c. 1300 (mid-12c. in surnames), "small axe with a short handle," designed to be used by one hand, from Old French hachete "small combat-axe, hatchet," diminutive of hache "axe, battle-axe, pickaxe," possibly from Frankish *happja or some other Germanic source, from Proto-Germanic *hapjo- (source also of Old High German happa "sickle, scythe").
This is perhaps from PIE root *kop- "to beat, strike" (source also of Greek kopis "knife," koptein "to strike, smite," komma "piece cut off;" Lithuanian kaplys "hatchet," kapti, kapiu "to hew, fell;" Old Church Slavonic skopiti "castrate," Russian kopat' "to hack, hew, dig;" Albanian kep "to hew").
Hatchet-face in reference to one with sharp and prominent features is from 1650s. In Middle English, hatch itself was used in a sense "battle-axe." In 14c., hang up (one's) hatchet meant "stop what one is doing."
Phrase bury the hatchet "lay aside instruments of war, forget injuries and make peace" (1754) is from a Native American peacemaking custom described from 1680.

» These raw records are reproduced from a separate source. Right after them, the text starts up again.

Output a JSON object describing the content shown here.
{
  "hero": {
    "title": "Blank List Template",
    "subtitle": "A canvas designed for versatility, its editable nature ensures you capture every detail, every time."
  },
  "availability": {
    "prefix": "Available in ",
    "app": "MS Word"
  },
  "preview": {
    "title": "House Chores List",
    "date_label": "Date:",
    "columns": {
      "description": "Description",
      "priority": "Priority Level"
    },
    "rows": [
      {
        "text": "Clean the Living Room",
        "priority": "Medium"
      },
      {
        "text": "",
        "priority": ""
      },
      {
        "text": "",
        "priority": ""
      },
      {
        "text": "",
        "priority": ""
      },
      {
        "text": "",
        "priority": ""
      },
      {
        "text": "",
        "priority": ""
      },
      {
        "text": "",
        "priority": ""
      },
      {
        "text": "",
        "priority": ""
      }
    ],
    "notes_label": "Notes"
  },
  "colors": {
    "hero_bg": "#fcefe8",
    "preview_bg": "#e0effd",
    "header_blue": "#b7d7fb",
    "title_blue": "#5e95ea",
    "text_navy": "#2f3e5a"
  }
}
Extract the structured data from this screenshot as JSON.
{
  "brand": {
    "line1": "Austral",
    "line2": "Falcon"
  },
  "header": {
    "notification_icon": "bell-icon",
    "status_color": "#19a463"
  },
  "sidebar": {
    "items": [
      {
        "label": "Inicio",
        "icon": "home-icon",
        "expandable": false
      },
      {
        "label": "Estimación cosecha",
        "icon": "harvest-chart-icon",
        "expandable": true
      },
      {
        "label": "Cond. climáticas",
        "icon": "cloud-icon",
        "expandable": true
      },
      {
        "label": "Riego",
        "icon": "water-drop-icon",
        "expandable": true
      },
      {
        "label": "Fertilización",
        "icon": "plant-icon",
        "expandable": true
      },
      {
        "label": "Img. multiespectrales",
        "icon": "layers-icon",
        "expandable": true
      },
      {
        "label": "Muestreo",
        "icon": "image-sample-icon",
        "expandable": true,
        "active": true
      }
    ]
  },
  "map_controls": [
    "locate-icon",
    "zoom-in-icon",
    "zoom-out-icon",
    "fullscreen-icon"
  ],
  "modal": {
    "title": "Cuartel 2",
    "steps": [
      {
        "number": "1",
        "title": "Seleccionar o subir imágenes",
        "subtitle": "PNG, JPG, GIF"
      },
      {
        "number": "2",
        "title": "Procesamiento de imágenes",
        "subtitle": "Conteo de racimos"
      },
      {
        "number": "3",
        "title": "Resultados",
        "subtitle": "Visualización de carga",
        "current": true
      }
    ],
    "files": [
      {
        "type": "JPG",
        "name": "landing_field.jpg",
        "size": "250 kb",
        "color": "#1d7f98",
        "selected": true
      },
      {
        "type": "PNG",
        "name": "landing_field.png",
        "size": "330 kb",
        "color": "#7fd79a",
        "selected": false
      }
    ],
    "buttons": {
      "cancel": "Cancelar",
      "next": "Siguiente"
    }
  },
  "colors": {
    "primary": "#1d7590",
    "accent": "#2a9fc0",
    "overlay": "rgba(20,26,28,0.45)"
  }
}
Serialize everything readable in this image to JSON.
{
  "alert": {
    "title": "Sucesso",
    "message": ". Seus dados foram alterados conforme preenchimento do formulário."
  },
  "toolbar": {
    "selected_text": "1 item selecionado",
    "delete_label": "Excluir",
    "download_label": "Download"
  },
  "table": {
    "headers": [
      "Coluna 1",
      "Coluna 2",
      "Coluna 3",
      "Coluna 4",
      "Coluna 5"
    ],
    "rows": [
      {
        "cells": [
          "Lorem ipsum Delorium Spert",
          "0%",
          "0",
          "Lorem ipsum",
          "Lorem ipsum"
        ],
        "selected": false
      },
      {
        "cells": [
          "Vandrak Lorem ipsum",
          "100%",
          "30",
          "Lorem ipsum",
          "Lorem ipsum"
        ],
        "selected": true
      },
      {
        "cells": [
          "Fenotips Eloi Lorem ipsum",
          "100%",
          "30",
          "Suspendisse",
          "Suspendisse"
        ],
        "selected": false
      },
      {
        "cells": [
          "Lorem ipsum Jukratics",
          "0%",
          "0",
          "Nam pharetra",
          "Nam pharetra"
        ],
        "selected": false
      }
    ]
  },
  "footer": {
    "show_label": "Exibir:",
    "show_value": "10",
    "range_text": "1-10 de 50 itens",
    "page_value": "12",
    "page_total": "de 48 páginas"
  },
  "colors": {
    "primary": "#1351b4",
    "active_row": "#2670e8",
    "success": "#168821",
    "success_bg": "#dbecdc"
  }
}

Hatchet-man was originally California slang for "hired Chinese assassin" (1880), later extended figuratively to journalists who attacked the reputation of a public figure (1944).
Who knows if BBC hatchet-woman Kate Whannel is hatchet-faced but UKIP are unlikely to want to bury the hatchet with the BBC after her hatchet-job on the party for the BBC News website.
Now, UKIP have certainly inflicted many, many wounds on themselves over the years because of their interminable infighting, and this piece chronicles pretty much every last example of that since the 2014 European elections.
But is this BBC piece just a blood-soaked chronicle of true events?
Or is it more like BBC campaigning against Gerard Batten's present-day UKIP in the lead-up to those increasingly likely new European elections and trying to crush it once and for all?
Of the article's 42 paragraphs, 5 bullet points, 6 sub-headlines (Post-referendum infighting: Expulsion, defections and a retirement; The Bolton era: 'Countless leaks, briefings and character assassinations'; Batten takes over: 'Increasingly out of kilter'; Tommy Robinson hired: 'A catastrophic error'; Where have they gone?; Who is left?) and 9 images with captions (including Gerard Batten's controversial reign has seen a drove of resignations), pretty much every single one of which is used to pile on the agony for UKIP.
In fairness though, BBC hatchet-woman Kate does grant three paragraphs to the defence right at the very end - which was jolly nice of her.
So what's your reaction to the BBC piece? Is it to think 'What a carry on!' as far as UKIP is concerned? Or to think ' What a carve-up!' as far as the BBC is concerned? (Or both?)